◆ WHAT TO PRODUCE
In your copy, repeat each record exactly and include no pictures.

[Items from an interface collection]
==*==

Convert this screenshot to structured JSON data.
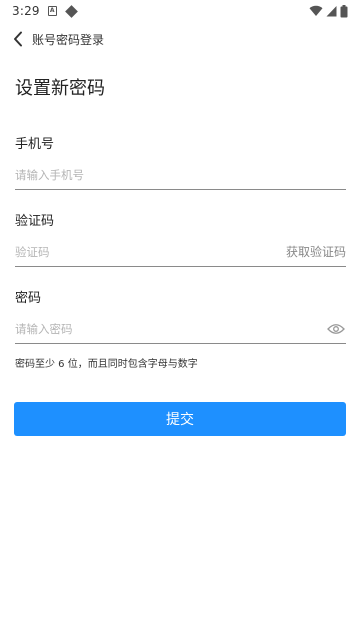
{
  "status_bar": {
    "time": "3:29",
    "app_icon": "A"
  },
  "nav": {
    "title": "账号密码登录"
  },
  "page": {
    "title": "设置新密码"
  },
  "phone": {
    "label": "手机号",
    "placeholder": "请输入手机号",
    "value": ""
  },
  "code": {
    "label": "验证码",
    "placeholder": "验证码",
    "value": "",
    "get_code_label": "获取验证码"
  },
  "password": {
    "label": "密码",
    "placeholder": "请输入密码",
    "value": ""
  },
  "hint": "密码至少 6 位，而且同时包含字母与数字",
  "submit_label": "提交",
  "colors": {
    "accent": "#1e90ff"
  }
}
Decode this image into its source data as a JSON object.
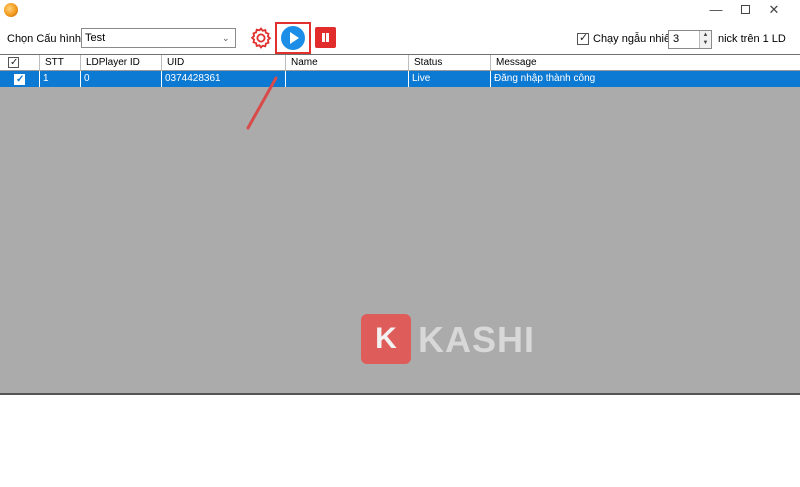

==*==

◆ REPLY TO THE TASK
Convert this screenshot to structured JSON data.
{
  "status_bar": {
    "time": "3:29",
    "app_icon": "A"
  },
  "nav": {
    "title": "账号密码登录"
  },
  "page": {
    "title": "设置新密码"
  },
  "phone": {
    "label": "手机号",
    "placeholder": "请输入手机号",
    "value": ""
  },
  "code": {
    "label": "验证码",
    "placeholder": "验证码",
    "value": "",
    "get_code_label": "获取验证码"
  },
  "password": {
    "label": "密码",
    "placeholder": "请输入密码",
    "value": ""
  },
  "hint": "密码至少 6 位，而且同时包含字母与数字",
  "submit_label": "提交",
  "colors": {
    "accent": "#1e90ff"
  }
}
Decode this image into its source data as a JSON object.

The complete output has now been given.